2020-09-22T19:30:00+00:00 2020-09-22T20:00:00+00:00 Towards Knowledge Graphs of Research Software metadata Research software is a key asset for understanding, reusing and reproducing results in computational sciences. An increasing amount of software is stored in code repositories, which usually contain human readable instructions indicating how to use it and set it up. However, developers and researchers often need to spend a significant amount of time to understand how to invoke a software component, prepare data in the required format, and use it in combination with other software. In addition, this time investment makes it challenging to discover and compare software with similar functionality. In this talk I will describe our efforts to address these issues by creating and using Open Knowledge Graphs that describe research software in a machine readable manner. Our work includes: 1) an ontology that extends schema.org and codemeta, designed to describe software and the specific data formats it uses; 2) an approach to publish software metadata as an open knowledge graph, linked to other Web of Data objects; and 3) a framework for automatically extracting metadata from software repositories; and 4) a framework to curate, query, explore and compare research software metadata in a collaborative manner. The talk will illustrate our approach with real-world examples, including a domain application for inspecting and discovering hydrology, agriculture, and economic software models; and the results of our framework when enriching the research software entries in Zenodo.org. https://sorse.github.io//programme/talks/event-010/ SORSE.enquiries@gmail.com SORSE
2020-08-26
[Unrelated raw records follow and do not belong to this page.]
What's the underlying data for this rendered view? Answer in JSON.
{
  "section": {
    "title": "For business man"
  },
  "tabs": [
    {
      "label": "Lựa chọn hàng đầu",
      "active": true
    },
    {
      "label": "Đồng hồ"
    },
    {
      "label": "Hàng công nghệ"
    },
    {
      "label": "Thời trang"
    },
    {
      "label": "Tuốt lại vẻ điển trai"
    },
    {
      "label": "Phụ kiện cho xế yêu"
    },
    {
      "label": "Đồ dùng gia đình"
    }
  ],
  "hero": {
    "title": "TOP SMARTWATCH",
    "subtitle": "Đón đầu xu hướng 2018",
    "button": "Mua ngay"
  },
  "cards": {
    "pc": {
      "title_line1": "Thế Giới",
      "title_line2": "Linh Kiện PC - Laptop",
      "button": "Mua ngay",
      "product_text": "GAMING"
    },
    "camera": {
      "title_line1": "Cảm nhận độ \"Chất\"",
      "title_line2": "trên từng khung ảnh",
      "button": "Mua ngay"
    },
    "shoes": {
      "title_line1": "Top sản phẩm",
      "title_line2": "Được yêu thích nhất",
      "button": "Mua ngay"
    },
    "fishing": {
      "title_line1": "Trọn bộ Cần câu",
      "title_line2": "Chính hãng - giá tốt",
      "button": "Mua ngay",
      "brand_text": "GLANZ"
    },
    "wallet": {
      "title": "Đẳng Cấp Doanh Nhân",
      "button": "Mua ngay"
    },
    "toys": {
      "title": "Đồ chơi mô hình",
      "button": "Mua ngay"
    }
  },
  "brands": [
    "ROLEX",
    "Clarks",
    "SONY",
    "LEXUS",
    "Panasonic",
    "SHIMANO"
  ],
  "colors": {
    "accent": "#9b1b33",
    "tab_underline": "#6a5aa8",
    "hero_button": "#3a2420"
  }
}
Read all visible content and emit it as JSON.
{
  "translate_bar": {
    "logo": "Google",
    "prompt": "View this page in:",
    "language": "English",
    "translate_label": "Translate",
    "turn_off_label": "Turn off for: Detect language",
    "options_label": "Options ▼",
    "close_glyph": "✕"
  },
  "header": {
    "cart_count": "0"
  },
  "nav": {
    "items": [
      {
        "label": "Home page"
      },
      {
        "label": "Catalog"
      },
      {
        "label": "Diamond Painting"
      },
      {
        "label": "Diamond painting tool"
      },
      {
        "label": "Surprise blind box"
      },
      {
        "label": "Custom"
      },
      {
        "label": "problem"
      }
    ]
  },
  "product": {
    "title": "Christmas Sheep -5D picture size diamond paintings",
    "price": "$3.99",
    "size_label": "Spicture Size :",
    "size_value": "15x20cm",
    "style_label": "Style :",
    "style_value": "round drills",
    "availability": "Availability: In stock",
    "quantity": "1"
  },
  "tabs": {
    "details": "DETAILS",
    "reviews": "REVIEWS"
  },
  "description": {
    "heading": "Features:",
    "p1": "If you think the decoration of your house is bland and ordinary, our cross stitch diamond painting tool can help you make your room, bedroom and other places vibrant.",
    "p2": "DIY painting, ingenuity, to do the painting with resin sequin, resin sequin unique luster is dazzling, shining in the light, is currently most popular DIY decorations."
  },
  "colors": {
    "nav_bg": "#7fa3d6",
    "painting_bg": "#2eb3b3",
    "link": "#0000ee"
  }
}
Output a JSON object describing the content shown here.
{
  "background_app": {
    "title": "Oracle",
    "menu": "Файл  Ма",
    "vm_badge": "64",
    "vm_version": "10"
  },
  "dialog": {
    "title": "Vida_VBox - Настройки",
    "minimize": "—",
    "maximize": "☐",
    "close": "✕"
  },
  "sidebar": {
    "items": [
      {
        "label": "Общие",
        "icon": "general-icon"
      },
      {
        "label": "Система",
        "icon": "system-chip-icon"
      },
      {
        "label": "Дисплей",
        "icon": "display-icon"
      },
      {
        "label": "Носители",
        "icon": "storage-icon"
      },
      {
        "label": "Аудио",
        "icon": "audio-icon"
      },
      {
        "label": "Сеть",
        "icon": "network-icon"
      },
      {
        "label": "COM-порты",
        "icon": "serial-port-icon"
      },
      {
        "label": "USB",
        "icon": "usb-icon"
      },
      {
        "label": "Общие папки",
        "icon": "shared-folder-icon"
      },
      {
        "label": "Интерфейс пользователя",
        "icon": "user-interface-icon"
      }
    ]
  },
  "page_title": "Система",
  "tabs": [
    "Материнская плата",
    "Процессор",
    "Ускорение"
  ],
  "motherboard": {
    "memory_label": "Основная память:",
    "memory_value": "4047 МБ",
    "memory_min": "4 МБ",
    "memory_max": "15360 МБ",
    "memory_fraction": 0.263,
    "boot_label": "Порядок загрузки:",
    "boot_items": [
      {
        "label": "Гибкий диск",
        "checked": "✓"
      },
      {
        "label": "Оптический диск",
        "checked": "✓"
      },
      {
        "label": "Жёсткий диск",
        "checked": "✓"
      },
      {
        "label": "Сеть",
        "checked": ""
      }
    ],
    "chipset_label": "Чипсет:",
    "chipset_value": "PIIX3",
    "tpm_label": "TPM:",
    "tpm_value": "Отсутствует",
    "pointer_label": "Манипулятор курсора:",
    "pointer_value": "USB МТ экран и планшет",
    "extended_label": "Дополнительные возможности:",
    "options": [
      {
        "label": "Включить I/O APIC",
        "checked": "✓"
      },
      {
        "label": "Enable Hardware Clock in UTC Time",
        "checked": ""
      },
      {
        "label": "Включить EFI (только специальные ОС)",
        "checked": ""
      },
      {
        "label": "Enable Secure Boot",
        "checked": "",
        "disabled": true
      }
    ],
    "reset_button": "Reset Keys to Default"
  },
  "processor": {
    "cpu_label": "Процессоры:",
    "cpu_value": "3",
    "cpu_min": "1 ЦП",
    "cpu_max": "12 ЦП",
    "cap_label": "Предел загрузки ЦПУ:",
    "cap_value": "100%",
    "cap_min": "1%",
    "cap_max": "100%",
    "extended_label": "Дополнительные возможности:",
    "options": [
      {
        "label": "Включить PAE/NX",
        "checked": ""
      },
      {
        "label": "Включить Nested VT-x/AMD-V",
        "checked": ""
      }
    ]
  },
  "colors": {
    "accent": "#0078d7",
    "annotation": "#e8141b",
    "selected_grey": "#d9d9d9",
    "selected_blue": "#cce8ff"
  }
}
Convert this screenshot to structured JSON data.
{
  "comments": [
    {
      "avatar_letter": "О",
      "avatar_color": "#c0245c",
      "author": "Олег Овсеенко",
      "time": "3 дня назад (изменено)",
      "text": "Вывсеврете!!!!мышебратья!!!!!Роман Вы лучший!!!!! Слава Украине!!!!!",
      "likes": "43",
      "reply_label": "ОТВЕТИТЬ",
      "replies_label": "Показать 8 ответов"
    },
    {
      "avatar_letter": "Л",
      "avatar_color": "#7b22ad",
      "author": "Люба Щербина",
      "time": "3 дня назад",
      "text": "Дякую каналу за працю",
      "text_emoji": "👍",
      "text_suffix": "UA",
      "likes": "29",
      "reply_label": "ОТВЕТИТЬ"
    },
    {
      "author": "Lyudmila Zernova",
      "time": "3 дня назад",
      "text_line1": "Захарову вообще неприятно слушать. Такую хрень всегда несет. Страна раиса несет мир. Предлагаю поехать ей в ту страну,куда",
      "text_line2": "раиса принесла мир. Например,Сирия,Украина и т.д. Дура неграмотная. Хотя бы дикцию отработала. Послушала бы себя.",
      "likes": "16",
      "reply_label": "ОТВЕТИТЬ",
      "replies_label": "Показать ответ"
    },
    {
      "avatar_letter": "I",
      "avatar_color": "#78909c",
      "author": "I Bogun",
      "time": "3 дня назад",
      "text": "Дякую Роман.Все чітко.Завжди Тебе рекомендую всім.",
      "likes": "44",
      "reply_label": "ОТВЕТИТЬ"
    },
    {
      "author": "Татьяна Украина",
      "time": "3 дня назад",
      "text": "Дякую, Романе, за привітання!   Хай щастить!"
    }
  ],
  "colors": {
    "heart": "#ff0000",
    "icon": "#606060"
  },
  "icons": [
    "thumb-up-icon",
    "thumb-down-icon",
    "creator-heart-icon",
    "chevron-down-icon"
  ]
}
event-007: Particle image velocimetry to study cell migration

 
2021-02-11T16:15:00+00:00 2021-02-11T16:45:00+00:00 Particle image velocimetry to study cell migration Particle image velocimetry (PIV) is a widely used optical method originally developed to understand fluid dynamics by tracking seeded particles moving through a fluid. In the context of biological disciplines, image-based pseudo-PIV is now a common tool to examine flows in tissues and cells, by exploiting the ability of tracking movement in time-lapse bioimages where features of interest are fluorescently tagged. A feature within a field of view at a specific time frame is searched for in subsequent frames by means of image cross-correlation. This allows for particle tracking and for the definition of a vector velocity field. We applied this technique to study cell migration, with a specific focus on retrograde flows of the actin cytoskeleton and their correlation to cell motion (Yolland et al., 2019). The aim of this software demonstration is to briefly introduce how the algorithm works, show the best strategies for parameter setting and demonstrate how to run it. Some application examples will be presented within the cell migration remit. The software can be found at https://github.com/stemarcotti/PIV; it is written in MATLAB and was tested with version R2018b (Curve Fitting Toolbox required). https://sorse.github.io//programme/software-demos/event-007/ SORSE.enquiries@gmail.com SORSE

event-028: European Environment for Scientific Software Installations (EESSI)

 
2020-11-25T15:00:00+00:00 2020-11-25T16:00:00+00:00 European Environment for Scientific Software Installations (EESSI) What if there was a way to avoid having to install a broad range of scientific software from scratch on every workstation, HPC cluster, or cloud instance you use or maintain, without compromising on performance? https://sorse.github.io//programme/software-demos/event-028/ SORSE.enquiries@gmail.com SORSE